Find the lines below holding the word "circle" and copy each of them.

### Records
^^^^

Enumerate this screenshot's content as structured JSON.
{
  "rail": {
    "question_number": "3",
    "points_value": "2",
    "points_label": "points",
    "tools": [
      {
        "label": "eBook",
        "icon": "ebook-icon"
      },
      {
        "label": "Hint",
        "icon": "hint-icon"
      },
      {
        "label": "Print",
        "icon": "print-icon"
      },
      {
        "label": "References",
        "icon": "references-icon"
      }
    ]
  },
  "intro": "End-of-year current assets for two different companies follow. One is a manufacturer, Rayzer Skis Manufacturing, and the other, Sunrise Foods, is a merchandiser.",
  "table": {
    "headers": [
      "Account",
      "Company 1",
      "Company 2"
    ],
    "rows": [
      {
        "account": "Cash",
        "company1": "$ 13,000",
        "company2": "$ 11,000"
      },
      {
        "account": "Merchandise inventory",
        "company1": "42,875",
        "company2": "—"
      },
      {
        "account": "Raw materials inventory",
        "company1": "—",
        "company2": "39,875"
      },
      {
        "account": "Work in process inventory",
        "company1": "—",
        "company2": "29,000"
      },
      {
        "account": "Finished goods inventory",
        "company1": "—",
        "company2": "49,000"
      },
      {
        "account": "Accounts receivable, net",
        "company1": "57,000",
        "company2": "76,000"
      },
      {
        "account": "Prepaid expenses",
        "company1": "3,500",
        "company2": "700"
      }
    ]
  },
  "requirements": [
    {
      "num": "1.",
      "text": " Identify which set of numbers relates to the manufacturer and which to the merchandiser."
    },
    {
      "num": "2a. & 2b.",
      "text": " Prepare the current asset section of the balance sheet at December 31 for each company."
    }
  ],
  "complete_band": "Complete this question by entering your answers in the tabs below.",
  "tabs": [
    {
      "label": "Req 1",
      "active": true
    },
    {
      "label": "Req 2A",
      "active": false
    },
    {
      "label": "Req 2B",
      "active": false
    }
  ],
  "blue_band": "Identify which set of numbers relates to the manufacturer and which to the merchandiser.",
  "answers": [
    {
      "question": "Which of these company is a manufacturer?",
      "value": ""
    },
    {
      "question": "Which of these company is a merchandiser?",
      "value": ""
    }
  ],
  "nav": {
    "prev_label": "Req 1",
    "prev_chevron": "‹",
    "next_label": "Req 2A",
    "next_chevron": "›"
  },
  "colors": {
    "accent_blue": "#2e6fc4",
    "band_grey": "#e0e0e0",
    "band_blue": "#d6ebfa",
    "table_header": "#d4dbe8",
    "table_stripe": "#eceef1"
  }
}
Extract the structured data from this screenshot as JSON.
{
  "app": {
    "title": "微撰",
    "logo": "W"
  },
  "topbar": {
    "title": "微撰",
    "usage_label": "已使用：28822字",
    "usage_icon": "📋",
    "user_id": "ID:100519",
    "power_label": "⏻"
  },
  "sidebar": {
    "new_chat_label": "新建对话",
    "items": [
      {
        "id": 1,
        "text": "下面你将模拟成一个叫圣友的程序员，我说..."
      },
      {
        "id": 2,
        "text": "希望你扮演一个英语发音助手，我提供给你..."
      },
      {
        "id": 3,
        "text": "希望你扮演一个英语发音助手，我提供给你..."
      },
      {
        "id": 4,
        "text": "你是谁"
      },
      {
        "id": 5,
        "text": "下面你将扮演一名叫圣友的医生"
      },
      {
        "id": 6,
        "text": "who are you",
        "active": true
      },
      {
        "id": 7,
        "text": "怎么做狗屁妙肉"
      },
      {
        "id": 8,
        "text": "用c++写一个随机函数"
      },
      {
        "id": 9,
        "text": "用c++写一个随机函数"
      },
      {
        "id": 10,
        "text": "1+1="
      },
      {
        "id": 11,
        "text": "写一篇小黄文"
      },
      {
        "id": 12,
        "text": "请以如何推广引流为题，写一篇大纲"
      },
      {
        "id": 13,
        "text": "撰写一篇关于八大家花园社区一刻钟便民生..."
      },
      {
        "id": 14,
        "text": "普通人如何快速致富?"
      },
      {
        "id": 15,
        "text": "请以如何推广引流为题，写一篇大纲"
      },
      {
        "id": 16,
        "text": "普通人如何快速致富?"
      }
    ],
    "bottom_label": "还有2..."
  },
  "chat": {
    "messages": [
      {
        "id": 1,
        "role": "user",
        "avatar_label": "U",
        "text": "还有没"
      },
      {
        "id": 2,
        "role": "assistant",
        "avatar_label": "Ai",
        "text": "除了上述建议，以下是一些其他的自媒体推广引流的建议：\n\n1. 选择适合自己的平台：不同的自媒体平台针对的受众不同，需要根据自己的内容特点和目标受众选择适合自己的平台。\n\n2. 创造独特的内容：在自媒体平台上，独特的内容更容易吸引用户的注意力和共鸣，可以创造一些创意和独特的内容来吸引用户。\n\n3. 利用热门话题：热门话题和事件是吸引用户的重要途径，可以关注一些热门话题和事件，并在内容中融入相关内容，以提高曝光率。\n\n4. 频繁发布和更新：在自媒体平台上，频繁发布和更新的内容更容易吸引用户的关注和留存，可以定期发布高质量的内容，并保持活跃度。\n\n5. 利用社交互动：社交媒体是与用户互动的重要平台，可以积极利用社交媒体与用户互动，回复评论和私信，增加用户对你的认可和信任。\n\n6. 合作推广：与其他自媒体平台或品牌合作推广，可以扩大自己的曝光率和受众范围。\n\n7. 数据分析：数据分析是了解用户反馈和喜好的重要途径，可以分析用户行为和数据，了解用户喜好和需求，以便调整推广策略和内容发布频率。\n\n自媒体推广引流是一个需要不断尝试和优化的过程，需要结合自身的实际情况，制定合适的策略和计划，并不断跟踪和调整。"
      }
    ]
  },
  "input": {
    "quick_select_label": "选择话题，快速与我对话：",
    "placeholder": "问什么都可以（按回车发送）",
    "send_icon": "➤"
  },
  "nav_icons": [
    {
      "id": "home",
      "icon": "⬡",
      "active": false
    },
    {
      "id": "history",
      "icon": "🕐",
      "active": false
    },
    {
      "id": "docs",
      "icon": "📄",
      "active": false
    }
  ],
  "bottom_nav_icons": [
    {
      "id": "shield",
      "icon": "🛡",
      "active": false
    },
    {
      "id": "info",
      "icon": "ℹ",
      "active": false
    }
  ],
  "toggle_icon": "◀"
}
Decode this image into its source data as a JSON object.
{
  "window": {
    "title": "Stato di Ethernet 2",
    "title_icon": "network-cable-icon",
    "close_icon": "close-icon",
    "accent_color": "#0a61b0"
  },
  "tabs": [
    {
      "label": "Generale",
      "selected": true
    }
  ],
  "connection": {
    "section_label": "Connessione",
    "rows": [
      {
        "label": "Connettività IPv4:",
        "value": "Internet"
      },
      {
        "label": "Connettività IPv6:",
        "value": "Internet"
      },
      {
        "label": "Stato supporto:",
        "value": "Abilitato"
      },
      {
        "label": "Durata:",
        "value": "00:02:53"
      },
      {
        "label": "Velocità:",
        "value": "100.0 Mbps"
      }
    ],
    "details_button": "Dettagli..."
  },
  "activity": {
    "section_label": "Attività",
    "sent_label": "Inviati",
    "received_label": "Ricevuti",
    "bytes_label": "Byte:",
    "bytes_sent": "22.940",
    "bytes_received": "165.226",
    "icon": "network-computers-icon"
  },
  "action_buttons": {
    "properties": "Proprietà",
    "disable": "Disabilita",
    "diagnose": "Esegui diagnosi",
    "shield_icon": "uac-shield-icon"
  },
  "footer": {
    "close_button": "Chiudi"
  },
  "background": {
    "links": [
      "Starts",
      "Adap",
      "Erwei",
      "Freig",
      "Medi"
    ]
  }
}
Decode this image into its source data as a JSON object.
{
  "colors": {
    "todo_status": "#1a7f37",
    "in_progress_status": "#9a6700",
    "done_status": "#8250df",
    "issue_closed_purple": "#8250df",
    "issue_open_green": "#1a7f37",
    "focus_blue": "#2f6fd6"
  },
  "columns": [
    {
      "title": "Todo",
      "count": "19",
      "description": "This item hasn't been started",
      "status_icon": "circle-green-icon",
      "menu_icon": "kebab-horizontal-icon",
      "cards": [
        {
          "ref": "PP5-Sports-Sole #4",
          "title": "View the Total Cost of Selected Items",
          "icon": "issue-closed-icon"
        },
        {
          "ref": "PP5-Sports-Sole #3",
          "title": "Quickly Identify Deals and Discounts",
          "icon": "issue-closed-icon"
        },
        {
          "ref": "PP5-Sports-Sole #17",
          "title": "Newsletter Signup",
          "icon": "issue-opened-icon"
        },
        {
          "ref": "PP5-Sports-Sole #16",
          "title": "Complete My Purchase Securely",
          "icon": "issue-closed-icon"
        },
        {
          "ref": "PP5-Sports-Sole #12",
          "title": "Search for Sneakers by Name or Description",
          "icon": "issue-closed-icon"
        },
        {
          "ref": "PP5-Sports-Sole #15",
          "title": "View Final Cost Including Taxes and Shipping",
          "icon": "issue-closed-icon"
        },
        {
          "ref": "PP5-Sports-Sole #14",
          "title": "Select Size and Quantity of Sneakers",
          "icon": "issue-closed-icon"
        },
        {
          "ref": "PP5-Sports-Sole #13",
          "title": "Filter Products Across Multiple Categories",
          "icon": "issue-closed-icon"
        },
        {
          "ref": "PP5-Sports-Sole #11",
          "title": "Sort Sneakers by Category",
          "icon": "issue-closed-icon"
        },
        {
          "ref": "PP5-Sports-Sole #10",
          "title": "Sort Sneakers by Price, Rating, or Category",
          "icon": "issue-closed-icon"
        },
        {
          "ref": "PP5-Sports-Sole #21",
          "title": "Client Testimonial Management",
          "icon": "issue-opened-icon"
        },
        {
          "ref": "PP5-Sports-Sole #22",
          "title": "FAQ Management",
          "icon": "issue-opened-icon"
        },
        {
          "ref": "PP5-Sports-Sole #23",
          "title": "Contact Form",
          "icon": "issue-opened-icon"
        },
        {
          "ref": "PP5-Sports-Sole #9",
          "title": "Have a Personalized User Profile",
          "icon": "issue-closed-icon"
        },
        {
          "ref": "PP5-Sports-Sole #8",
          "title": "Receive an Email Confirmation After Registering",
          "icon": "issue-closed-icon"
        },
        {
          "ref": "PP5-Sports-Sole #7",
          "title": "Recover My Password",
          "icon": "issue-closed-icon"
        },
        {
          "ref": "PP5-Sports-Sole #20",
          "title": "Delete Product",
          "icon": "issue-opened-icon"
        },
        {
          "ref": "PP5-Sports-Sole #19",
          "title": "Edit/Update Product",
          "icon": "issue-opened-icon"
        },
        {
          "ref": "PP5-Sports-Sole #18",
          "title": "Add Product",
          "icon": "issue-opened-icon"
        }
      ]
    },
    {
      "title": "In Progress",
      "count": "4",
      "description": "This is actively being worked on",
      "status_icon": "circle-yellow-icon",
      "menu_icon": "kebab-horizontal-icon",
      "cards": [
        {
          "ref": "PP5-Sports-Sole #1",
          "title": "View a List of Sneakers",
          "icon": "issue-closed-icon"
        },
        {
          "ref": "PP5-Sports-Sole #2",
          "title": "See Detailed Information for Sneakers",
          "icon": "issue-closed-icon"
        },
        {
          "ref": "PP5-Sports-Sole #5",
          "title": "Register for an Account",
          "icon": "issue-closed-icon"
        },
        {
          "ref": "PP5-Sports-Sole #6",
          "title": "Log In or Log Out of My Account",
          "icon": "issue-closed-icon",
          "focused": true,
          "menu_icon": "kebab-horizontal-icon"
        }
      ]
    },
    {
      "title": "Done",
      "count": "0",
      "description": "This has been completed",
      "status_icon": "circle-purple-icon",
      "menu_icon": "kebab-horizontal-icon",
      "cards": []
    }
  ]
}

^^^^

### Solved problem
      "status_icon": "circle-green-icon",
      "status_icon": "circle-yellow-icon",
      "status_icon": "circle-purple-icon",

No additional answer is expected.